I've got a better handle on my constraints, I'll spend the time required to 
design something more robust. 

Cheers,

Rob

Re: eLyXer for Document Parsing

2012-02-04 Thread slitt
On Sat, 4 Feb 2012 14:00:24 -0700
Rob Oakes  wrote:

> Hi Steve,
[clip]
> > One more question: You sure you want to go in-memory? What happens
> > if a guy has a 1200 page book with 100 chapters each containing 10
> > sections, each containing 10 subsections, and tries to parse it on
> > a machine with 512 MB RAM? 
> 
> I pity this poor man's decision to convert the whole mess to Word,
> rather than splitting it out into individual chapters.
> 
> But, I appreciate the voice for reason answer sanity and best
> practice. Short answer, no, not convinced that I want to go in
> memory. My first pass was to just to become comfortable with eLyXer
> to see if it might meet my needs. I'm still try to get comfortable
> with the structure of LyX documents and .docx documents. I've found a
> nice little python library with support for basic docx features and
> was going to try and refine that to something slightly more usable.
> 
> > You in a heap of trouble son. He'll be swapped half way into the
> > next century. If instead you used an event parser (e.g SAX) with a
> > few stacks, it will probably be slower, and it will be much more
> > hard to write, but for practical purposes there won't be an upper
> > limit on input file size.
> 
> Good points. The python library makes use of lxml, which supports
> sax. After I've got a better handle on my constraints, I'll spend the
> time required to design something more robust. 

On my lyx2kindle program
(http://www.troubleshooters.com/projects/lyx2kindle/) I used Python's
HTMLParser XML event parser tool. It was easy, though I think your lxml
idea is faster with big documents. For my 11K word book "Rules of the
Happiness Highway", conversion was maybe a second.

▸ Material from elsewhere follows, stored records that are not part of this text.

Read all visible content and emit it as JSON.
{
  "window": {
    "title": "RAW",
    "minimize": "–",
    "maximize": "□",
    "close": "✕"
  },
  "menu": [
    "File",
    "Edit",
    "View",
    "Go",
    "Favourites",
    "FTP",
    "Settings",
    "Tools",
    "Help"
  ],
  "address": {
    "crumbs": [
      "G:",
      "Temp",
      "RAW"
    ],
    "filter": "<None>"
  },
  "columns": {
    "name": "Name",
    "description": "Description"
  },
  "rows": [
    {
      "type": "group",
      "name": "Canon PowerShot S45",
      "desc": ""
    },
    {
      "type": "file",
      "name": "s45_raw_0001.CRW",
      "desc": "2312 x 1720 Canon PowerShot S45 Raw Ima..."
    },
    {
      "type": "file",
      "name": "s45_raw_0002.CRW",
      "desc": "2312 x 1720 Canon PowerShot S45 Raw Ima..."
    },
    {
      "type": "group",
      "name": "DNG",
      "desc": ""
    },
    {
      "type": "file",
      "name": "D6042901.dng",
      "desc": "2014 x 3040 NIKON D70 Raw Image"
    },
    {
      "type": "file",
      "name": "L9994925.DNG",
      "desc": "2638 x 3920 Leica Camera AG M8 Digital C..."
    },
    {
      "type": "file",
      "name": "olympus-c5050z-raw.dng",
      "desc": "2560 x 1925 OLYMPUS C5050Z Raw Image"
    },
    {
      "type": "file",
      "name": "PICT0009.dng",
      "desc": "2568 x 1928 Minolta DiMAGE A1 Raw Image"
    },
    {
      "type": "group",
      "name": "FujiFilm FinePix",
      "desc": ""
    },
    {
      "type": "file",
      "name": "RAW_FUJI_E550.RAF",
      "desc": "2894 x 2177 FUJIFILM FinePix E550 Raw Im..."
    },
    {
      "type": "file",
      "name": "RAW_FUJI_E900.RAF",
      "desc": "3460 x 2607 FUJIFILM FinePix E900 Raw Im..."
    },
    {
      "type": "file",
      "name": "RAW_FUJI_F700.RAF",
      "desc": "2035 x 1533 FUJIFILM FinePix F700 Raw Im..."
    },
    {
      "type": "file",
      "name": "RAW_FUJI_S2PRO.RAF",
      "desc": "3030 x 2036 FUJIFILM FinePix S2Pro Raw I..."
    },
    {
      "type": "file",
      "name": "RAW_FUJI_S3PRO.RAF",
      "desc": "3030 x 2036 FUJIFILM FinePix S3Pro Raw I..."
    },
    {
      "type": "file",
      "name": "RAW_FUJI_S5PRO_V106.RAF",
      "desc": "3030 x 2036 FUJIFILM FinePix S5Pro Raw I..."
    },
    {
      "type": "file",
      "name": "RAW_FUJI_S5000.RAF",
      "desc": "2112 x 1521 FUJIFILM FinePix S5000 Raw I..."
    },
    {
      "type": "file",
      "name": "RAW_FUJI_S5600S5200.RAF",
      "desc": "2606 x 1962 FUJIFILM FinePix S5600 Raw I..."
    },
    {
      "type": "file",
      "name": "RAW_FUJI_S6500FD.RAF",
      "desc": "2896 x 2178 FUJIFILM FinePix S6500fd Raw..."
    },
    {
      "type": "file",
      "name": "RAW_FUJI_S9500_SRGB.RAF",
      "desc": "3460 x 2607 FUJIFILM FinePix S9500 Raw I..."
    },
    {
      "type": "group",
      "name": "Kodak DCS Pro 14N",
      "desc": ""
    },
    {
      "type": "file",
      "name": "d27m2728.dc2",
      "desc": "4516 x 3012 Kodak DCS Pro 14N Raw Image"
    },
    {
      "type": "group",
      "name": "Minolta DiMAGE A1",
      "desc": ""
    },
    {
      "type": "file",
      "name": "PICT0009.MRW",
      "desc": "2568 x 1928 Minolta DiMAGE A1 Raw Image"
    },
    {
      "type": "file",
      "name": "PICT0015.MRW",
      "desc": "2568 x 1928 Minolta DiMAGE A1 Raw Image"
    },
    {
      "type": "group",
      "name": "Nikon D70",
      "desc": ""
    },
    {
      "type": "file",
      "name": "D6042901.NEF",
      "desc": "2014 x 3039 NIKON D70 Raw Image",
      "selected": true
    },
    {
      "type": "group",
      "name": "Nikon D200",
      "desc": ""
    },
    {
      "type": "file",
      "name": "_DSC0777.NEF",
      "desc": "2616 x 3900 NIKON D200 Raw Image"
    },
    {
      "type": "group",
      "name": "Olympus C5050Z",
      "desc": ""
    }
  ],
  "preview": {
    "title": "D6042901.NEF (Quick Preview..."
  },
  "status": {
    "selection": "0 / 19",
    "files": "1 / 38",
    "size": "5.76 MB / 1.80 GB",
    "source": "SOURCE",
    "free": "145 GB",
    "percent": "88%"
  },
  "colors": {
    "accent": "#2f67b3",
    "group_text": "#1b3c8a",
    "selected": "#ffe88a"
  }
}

Anyway, my
lyx2kindle.py illustrates use of HTMLParser, illustrates the use of a
stack to keep levels and maintain a poor man's state machine, and also
another part of it implements the kludge of the century.

SteveT